**Task description**
Before you finish, make sure each line of the records has been retyped exactly.
'''
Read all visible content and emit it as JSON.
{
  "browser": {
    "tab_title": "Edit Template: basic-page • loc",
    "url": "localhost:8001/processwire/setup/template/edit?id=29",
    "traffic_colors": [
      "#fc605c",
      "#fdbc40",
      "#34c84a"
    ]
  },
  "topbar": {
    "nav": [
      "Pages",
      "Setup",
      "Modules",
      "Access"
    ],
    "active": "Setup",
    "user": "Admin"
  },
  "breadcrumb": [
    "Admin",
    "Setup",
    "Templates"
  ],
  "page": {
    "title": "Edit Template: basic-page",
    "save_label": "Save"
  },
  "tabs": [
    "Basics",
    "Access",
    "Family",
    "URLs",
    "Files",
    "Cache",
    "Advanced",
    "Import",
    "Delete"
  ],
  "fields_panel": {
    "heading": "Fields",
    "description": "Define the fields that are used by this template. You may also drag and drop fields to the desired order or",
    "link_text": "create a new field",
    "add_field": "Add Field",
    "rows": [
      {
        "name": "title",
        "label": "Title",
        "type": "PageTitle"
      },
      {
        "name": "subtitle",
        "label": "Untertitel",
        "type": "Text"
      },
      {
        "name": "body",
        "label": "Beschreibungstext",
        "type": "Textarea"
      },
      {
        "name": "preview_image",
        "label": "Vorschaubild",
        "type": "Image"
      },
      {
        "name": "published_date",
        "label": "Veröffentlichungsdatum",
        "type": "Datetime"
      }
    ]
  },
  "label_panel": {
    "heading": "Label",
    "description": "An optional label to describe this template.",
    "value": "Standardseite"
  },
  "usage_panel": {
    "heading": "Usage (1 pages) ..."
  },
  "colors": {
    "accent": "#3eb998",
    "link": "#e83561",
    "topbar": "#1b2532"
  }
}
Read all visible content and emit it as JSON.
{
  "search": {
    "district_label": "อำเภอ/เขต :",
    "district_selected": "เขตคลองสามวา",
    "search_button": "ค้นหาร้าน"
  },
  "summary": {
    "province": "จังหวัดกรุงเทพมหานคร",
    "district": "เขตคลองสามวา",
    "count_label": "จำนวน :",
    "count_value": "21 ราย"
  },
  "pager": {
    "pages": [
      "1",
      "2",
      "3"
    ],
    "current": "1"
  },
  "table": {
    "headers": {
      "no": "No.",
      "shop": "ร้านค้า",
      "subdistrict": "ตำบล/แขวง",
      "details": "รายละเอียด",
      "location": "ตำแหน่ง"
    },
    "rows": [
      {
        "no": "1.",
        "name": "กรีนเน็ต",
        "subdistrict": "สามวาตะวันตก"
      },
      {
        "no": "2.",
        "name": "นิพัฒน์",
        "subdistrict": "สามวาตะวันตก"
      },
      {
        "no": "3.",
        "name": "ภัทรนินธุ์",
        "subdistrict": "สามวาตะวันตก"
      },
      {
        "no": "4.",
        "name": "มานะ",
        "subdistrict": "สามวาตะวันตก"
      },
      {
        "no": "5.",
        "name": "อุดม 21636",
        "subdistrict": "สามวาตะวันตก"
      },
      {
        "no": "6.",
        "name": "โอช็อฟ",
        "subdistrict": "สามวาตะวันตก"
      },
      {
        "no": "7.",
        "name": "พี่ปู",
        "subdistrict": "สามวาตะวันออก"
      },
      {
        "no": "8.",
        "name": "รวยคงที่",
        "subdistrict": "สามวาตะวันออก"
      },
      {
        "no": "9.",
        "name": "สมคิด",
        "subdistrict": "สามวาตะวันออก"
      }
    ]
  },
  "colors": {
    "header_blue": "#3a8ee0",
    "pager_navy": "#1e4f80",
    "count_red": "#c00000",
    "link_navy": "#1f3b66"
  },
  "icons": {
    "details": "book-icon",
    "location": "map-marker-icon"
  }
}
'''
**Result**
Read all visible content and emit it as JSON.
{
  "browser": {
    "tab_title": "Edit Template: basic-page • loc",
    "url": "localhost:8001/processwire/setup/template/edit?id=29",
    "traffic_colors": [
      "#fc605c",
      "#fdbc40",
      "#34c84a"
    ]
  },
  "topbar": {
    "nav": [
      "Pages",
      "Setup",
      "Modules",
      "Access"
    ],
    "active": "Setup",
    "user": "Admin"
  },
  "breadcrumb": [
    "Admin",
    "Setup",
    "Templates"
  ],
  "page": {
    "title": "Edit Template: basic-page",
    "save_label": "Save"
  },
  "tabs": [
    "Basics",
    "Access",
    "Family",
    "URLs",
    "Files",
    "Cache",
    "Advanced",
    "Import",
    "Delete"
  ],
  "fields_panel": {
    "heading": "Fields",
    "description": "Define the fields that are used by this template. You may also drag and drop fields to the desired order or",
    "link_text": "create a new field",
    "add_field": "Add Field",
    "rows": [
      {
        "name": "title",
        "label": "Title",
        "type": "PageTitle"
      },
      {
        "name": "subtitle",
        "label": "Untertitel",
        "type": "Text"
      },
      {
        "name": "body",
        "label": "Beschreibungstext",
        "type": "Textarea"
      },
      {
        "name": "preview_image",
        "label": "Vorschaubild",
        "type": "Image"
      },
      {
        "name": "published_date",
        "label": "Veröffentlichungsdatum",
        "type": "Datetime"
      }
    ]
  },
  "label_panel": {
    "heading": "Label",
    "description": "An optional label to describe this template.",
    "value": "Standardseite"
  },
  "usage_panel": {
    "heading": "Usage (1 pages) ..."
  },
  "colors": {
    "accent": "#3eb998",
    "link": "#e83561",
    "topbar": "#1b2532"
  }
}
Read all visible content and emit it as JSON.
{
  "search": {
    "district_label": "อำเภอ/เขต :",
    "district_selected": "เขตคลองสามวา",
    "search_button": "ค้นหาร้าน"
  },
  "summary": {
    "province": "จังหวัดกรุงเทพมหานคร",
    "district": "เขตคลองสามวา",
    "count_label": "จำนวน :",
    "count_value": "21 ราย"
  },
  "pager": {
    "pages": [
      "1",
      "2",
      "3"
    ],
    "current": "1"
  },
  "table": {
    "headers": {
      "no": "No.",
      "shop": "ร้านค้า",
      "subdistrict": "ตำบล/แขวง",
      "details": "รายละเอียด",
      "location": "ตำแหน่ง"
    },
    "rows": [
      {
        "no": "1.",
        "name": "กรีนเน็ต",
        "subdistrict": "สามวาตะวันตก"
      },
      {
        "no": "2.",
        "name": "นิพัฒน์",
        "subdistrict": "สามวาตะวันตก"
      },
      {
        "no": "3.",
        "name": "ภัทรนินธุ์",
        "subdistrict": "สามวาตะวันตก"
      },
      {
        "no": "4.",
        "name": "มานะ",
        "subdistrict": "สามวาตะวันตก"
      },
      {
        "no": "5.",
        "name": "อุดม 21636",
        "subdistrict": "สามวาตะวันตก"
      },
      {
        "no": "6.",
        "name": "โอช็อฟ",
        "subdistrict": "สามวาตะวันตก"
      },
      {
        "no": "7.",
        "name": "พี่ปู",
        "subdistrict": "สามวาตะวันออก"
      },
      {
        "no": "8.",
        "name": "รวยคงที่",
        "subdistrict": "สามวาตะวันออก"
      },
      {
        "no": "9.",
        "name": "สมคิด",
        "subdistrict": "สามวาตะวันออก"
      }
    ]
  },
  "colors": {
    "header_blue": "#3a8ee0",
    "pager_navy": "#1e4f80",
    "count_red": "#c00000",
    "link_navy": "#1f3b66"
  },
  "icons": {
    "details": "book-icon",
    "location": "map-marker-icon"
  }
}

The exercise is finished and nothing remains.